Soft skills are general abilities that employers typically look for when hiring for almost any position. They’re intangible and include non-technical skills like communication skills, teamwork, leadership, and time management skills. Also commonly known as interpersonal skills, these abilities are desirable in candidates from every industry from tech to HR.
Essential soft skills aren’t rooted or related to a single field of work; they can be leveraged in a variety of workplaces, especially those that work in teams. They often contribute to workplace culture, something that’s become increasingly important for employers to foster over the past few years. Essential to making teams of professionals work to execute projects and complete deliverables, the development of soft skills is bound to help your career—perhaps in ways you may not have realized.
The Importance of Soft Skills
While you may not be able to earn a degree in soft skills, their value shouldn’t be overlooked. The ability to get along with colleagues and maintain a rapport with those you work closely with through communication, team building skills, and conflict management is often just as important as the technical skills you bring to the table. In addition, they can help you immensely through the interview process.
Many human resources members assess prospective employees on their soft skills with the knowledge that they’ll need certain ones to integrate into the team. It’s imperative to practice soft skills like you would technical skills; they get better the more you use them. Having developed soft skills under your belt will help set you aside from the competition; recruitment criteria is rarely ever based on technical skill alone, so having great interpersonal abilities will help you in the long run, and especially in highly competitive markets.
How to Improve Your Soft Skills?
Whether you’re on the job market looking for your first position or re-entering the market as you look for a career change, it’s a good idea to brush up on some essential soft skills. Fortunately, there are a number of options available to you, depending on your personal preference.
Here are a few ways you develop your soft skills:
Online classes are a convenient way to work on your interpersonal skills. Many programs offer a lecture component wherein you’d learn about the set of skills at hand, as well as a practical component where you’d be able to ask questions and practice with others.
Online classes can be challenging for some depending on their learning style, but they offer a fantastic opportunity for those looking for a quick and convenient way to level up their soft skills.
Ask for Feedback
A surprisingly easy way to improve your interpersonal skills is to simply ask for feedback. This doesn’t have to be limited to professional colleagues; you can ask your friends and family members what they think about your communication and even time management skills. While you may not always agree, it’s important to get answers from a couple different perspectives to truly assess what you can work on.
You can also ask peers at work, as well as your manager. You may be surprised at what you hear, as our perception of ourselves can often vary from what we think about ourselves. This is what makes asking different people so helpful—collecting feedback and information from different people in your life can help you get a fulsome picture of which soft skills need improvement.
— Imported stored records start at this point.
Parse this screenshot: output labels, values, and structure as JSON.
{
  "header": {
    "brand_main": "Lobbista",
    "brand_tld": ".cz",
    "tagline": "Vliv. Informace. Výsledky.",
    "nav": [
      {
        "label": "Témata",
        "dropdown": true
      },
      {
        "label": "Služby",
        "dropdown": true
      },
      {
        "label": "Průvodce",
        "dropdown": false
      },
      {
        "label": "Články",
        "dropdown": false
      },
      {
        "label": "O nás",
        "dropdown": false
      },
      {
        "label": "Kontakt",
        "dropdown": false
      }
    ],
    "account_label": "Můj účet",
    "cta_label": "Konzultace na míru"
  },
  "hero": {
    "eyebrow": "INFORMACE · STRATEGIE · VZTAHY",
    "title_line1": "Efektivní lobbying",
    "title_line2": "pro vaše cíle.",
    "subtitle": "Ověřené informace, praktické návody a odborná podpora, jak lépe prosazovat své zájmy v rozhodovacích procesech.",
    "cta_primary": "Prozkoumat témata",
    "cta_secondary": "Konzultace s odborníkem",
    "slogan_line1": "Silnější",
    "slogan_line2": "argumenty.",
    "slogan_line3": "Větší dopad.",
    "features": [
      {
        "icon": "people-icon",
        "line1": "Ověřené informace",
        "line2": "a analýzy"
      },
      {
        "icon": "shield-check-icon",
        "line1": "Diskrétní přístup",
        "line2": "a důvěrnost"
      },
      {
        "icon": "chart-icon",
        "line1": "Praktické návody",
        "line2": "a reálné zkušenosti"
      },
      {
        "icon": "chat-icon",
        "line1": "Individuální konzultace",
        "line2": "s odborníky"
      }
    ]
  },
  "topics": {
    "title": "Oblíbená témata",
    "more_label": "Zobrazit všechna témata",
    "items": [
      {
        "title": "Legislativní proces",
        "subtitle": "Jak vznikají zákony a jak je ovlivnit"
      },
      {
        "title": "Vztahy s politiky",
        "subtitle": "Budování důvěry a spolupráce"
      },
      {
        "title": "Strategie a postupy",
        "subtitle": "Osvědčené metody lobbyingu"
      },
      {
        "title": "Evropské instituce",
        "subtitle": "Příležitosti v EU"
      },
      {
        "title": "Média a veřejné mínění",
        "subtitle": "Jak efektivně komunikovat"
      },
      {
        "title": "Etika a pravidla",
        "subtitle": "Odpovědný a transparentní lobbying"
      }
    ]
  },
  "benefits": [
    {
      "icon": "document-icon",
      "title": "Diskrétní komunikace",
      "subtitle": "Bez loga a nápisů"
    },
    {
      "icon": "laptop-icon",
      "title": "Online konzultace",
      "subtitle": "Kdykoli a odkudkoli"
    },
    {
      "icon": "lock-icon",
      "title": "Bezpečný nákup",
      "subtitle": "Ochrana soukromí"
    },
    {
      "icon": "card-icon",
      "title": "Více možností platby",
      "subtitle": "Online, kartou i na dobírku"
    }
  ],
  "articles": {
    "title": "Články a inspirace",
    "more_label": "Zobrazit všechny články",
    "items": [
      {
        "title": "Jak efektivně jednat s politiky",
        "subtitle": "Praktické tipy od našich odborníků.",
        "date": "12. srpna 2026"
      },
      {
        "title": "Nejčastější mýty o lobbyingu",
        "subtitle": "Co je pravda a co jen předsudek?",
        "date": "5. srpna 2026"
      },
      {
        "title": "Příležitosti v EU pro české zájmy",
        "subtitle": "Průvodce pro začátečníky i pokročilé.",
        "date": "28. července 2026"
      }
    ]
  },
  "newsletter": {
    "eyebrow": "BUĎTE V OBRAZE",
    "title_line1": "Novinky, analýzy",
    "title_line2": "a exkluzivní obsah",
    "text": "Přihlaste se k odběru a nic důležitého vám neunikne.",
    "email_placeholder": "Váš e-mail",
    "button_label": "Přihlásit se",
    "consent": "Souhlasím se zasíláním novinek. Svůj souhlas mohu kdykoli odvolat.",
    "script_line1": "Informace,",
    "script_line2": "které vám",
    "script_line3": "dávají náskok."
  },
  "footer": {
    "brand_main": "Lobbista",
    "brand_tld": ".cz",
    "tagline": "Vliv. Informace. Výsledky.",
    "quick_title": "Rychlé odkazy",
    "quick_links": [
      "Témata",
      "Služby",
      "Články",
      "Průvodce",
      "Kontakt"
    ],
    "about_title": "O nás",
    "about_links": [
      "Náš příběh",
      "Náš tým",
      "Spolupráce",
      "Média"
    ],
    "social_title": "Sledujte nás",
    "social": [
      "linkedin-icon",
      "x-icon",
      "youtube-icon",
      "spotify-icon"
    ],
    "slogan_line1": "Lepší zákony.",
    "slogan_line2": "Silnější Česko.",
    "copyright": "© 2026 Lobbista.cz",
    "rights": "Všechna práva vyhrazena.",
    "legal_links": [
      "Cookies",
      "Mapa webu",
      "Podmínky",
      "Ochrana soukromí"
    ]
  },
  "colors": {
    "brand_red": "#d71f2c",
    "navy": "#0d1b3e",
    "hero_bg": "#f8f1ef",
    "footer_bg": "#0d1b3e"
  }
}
Get a Coach
Getting a coach will offer tailored, one-on-one advice. Partnering with a coach at the right time in your career can have an immense impact on your career and its future growth. Before you decide to get a coach to help develop your interpersonal skills, you should have a grasp on the career path you’d like to pursue. This option requires some initial investment—of both money and time, so you’ll want to be sure it’s worth your while.
When looking for a coach, listen carefully to word-of-mouth references and do your research; an investment in a coach to help with your soft skills is an investment in your future. You’ll want to make sure you’re choosing the right one for you, and one that can help you realize your potential.
Practice with Friends/Group
Maybe you already have an idea of the interpersonal skills you’d like to practice. If that’s the case, you can ask a friend to sit down and help talk you through it.
Say you want to work on your negotiation skills. Your friend can pretend to be your boss while you ask for a promotion or salary increase. Another scenario you could practice includes being a team lead and having to negotiate with other team members on roles and responsibilities. At the end of each scenario, ask your friend for feedback on your negotiation, and how they think you can improve.
While having conversations with yourself in the mirror is great for practicing speeches, it just won’t cut it for practicing your soft skills. It’s imperative to have another person there to share their feedback on how you can improve; without outside perspectives, you may never be able to pinpoint exactly how you can improve.
TSSG Can Help with Online Soft Skills Training
If you’re looking to improve soft skills that will help you in your job search and career moving forward, The Soft Skills Group can help. Whether you’re looking to develop your leadership skills or want to work on team development, we have a workshop for you. Contact us today to learn more about online management skills in Canada and the USA.